Builder architectlego has amazing skills in creating ethereal LEGO scenes with great photography, lighting and photo magic touchups. This Halloween themed build is one more that does not disappoint.
Halloween around the corner… elixirs brewed in advance for peak potency,
Luring the young and innocent.. with all things sweet and savory,
Isn’t it obvious? …stay away outsiders,
Dead giveaway! …cracked windows and spiders,
Complete in costume with a crooked pointy hat,
No witchery wicked ways are complete without the companion cat.
Dear Honorable Darth Vader and the Management Team of the Galactic Empire,
You have an almost infinite budget at your disposal to spend on wages and upskilling of personnel and technological innovation. I’m sure you’ve attended the Business Strategies 101 course at our SPOT (Security, Peace, Order, Terror) University and learned that having quality over quantity is paramount towards a calculated win in all battles. The root cause of all losses has been apparent, and we can narrow it down to one thing: bad aiming (be it Stormtroopers, or TIE pilots). At one time, our Stormtroopers had a reputation for being precise enough to pinpoint a Jawa from two sand dunes away. Until we return to this, you will continue to see mockery in all forms like this one built and sculpted in LEGO form by Pasq67 – Tie Fighters tailing Rebel scum piloting X-Wings Starfighters, which are low-tech vehicles that have little automation and only manual firing systems. However, they are always evading, destroying, and killing so many of our innocent troops and soldiers.
The solution?
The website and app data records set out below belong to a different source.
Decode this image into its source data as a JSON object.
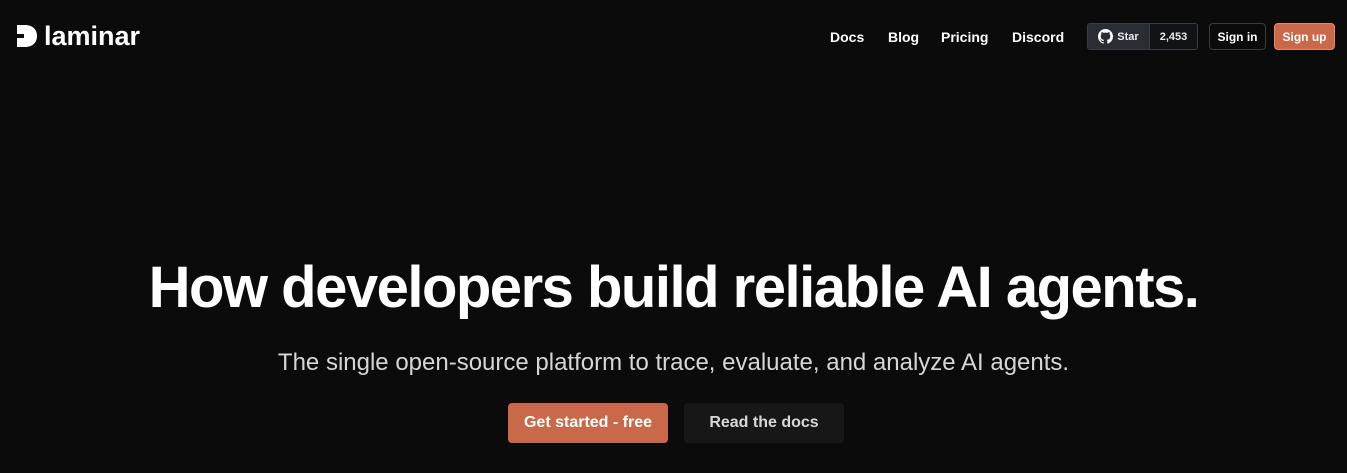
{
  "brand": {
    "name": "laminar",
    "logo_icon": "laminar-logo-icon"
  },
  "nav": {
    "links": [
      {
        "label": "Docs"
      },
      {
        "label": "Blog"
      },
      {
        "label": "Pricing"
      },
      {
        "label": "Discord"
      }
    ],
    "github": {
      "icon": "github-icon",
      "star_label": "Star",
      "count": "2,453"
    },
    "sign_in": "Sign in",
    "sign_up": "Sign up"
  },
  "hero": {
    "title": "How developers build reliable AI agents.",
    "subtitle": "The single open-source platform to trace, evaluate, and analyze AI agents.",
    "primary_cta": "Get started - free",
    "secondary_cta": "Read the docs"
  },
  "colors": {
    "background": "#0b0b0b",
    "accent": "#c9694a",
    "text": "#ffffff",
    "muted_text": "#d6d6d6",
    "secondary_button": "#171717"
  }
}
Invest in better targeting systems, and train the troopers to shoot well and not let them graduate unless they have a decent passing rate for marksmanship. My analysis shows that it’s a simple strategy that will save us from countless numbers of sequels, prequels, animated series, and god knows how many more spinoffs down the road. Until then, toy companies like LEGO will continue to build multi-million dollar businesses from allowing people to recreate scenes and games retelling history on our continuous defeats. It’s embarrassing. Do something.
Sometimes simplicity tells a great tale — a lone Japanese temple with a wide vast landscape with a battle in the snow, perhaps for the freedom of a prisoner of war. The 3×4 modified tile that comes with as the character stand in the collectible minifigures series, somewhat less commonly found in builds, is put to good use as the roof design for this lovely scene by Brickr. The toribusuma, which is the curved part at the edges of the roof, reminds us of a time when sometimes the only way to bring honour to the family is through “harakiri” sacrificial death.
The 2007 Will Smith movie I Am Legend is in my top 10 favorite films from the post-apocalyptic genre, and I’ve always wanted this to have a sequel of sorts. This iconic scene built by Patrick B. is full of painstaking work showing the disarray of a weathered city block. Countless number of brown whip minifigure accessories intertwine as tree roots and vines, crawling all over the building facade and road surface. If you haven’t already seen this movie, give it a chance — and even if you’ve caught it on the big screen, do lookout for an alternate ending that was produced with many different scenes that tell a slightly different tale.